Paper No. 77-22
Presentation Time: 9:00 AM-5:30 PM


KIPP, Michael1, STÜEKEN, Eva2, BUICK, Roger1, STRÖMBERG, Caroline A.E.3 and STERELNY, Kim4, (1)Department of Earth and Space Sciences, University of Washington, Seattle, WA 98195, (2)Department of Earth Sciences, University of California, Riverside, Riverside, CA 92521; Department of Earth and Space Sciences, University of Washington, Seattle, WA 98195; Department of Earth & Environmental Sciences, University of St. Andrews, St. Andrews, KY16 9AL, United Kingdom, (3)Department of Biology & Burke Museum, University of Washington, Box 351800, 24 Kincaid Hall, Seattle, WA 98195-1800, (4)School of Philosophy, Australian National University, Canberra, ACT 2000, Australia; School of History, Philosophy, Political Science and International Relations, Victoria University of Wellington, Wellington, 6140, New Zealand,

The cycads (Division: Cycadophyta) are sometimes referred to as “living fossils.” These ancient plants have their evolutionary origins in the late Paleozoic, and have been persistent fixtures of understory flora since their first appearance in the fossil record. Here we attempt to exploit their long fossil record in order to investigate the antiquity of a hallmark of cycad physiology: nitrogen fixation.
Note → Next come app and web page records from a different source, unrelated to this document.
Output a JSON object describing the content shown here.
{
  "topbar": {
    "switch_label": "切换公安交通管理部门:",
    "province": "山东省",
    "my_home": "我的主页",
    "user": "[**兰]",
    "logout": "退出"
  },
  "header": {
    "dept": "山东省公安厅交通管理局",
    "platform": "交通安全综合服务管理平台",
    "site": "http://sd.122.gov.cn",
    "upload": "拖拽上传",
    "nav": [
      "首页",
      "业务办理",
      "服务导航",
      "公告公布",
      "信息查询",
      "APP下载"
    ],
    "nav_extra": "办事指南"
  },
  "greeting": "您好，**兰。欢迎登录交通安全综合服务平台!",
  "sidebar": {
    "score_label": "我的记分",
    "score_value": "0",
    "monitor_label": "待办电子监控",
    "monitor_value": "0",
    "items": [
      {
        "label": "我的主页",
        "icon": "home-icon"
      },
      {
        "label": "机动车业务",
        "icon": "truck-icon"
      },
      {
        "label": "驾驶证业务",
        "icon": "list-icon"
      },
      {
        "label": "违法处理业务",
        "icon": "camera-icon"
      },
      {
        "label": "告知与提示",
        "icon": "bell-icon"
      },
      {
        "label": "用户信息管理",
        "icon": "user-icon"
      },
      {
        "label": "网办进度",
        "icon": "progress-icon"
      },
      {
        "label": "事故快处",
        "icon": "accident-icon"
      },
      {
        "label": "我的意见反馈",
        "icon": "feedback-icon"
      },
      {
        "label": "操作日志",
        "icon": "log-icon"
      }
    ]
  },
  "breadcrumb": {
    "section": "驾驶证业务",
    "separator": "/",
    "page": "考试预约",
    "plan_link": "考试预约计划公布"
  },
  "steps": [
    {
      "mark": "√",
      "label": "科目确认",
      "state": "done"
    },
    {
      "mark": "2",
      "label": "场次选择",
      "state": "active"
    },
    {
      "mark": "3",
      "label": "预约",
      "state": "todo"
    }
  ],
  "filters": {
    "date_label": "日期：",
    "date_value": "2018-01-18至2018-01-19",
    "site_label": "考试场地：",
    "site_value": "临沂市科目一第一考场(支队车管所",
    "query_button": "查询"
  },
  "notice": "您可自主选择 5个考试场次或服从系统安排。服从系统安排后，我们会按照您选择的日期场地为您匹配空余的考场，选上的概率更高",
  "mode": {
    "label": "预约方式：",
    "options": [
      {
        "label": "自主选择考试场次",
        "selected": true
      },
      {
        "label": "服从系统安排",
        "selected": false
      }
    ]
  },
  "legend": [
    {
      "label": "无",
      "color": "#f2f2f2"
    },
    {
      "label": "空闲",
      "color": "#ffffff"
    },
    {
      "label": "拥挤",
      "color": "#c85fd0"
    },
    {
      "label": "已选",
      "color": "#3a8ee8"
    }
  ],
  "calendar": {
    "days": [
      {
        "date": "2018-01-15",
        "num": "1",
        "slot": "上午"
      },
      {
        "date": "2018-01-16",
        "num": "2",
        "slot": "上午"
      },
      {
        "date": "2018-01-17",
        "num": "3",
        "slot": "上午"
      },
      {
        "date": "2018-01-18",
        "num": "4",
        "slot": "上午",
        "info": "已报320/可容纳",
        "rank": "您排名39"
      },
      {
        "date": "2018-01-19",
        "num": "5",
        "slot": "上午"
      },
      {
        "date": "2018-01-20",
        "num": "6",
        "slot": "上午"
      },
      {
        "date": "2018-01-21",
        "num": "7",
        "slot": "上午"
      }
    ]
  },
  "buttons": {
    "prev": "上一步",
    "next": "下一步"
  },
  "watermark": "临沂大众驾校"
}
All extant cycad species have near-surface coralloid roots that contain symbiotic populations of cyanobacteria. These bacteria provide cycads with nitrogen, which the cyanobacteria fix from atmospheric N215N = 0‰). In the process of fixing atmospheric nitrogen into biomass, cyanobacteria impart little isotopic fractionation (<2‰). Therefore, the nitrogen isotopic composition of cycad plant material should closely resemble that of the atmospheric nitrogen reservoir. We have measured the nitrogen isotope ratios of extant and fossilized cycad leaves in an effort to 1) gauge the viability of fossil cycads as archives of atmospheric nitrogen isotope ratios, and 2) assess the longevity of the cycad-cyanobacterial symbiosis. Our preliminary results suggest that wild populations of modern cycads do faithfully record atmospheric nitrogen isotope ratios, but cycads grown under fertilizer-induced nitrogen excess conversely show variability likely reflecting soil uptake. The fossil record, while still incomplete, shows variability that suggests either fluctuations in atmospheric nitrogen isotopes or temporal differences in the primary method of nitrogen assimilation in cycads (fixation vs. soil uptake).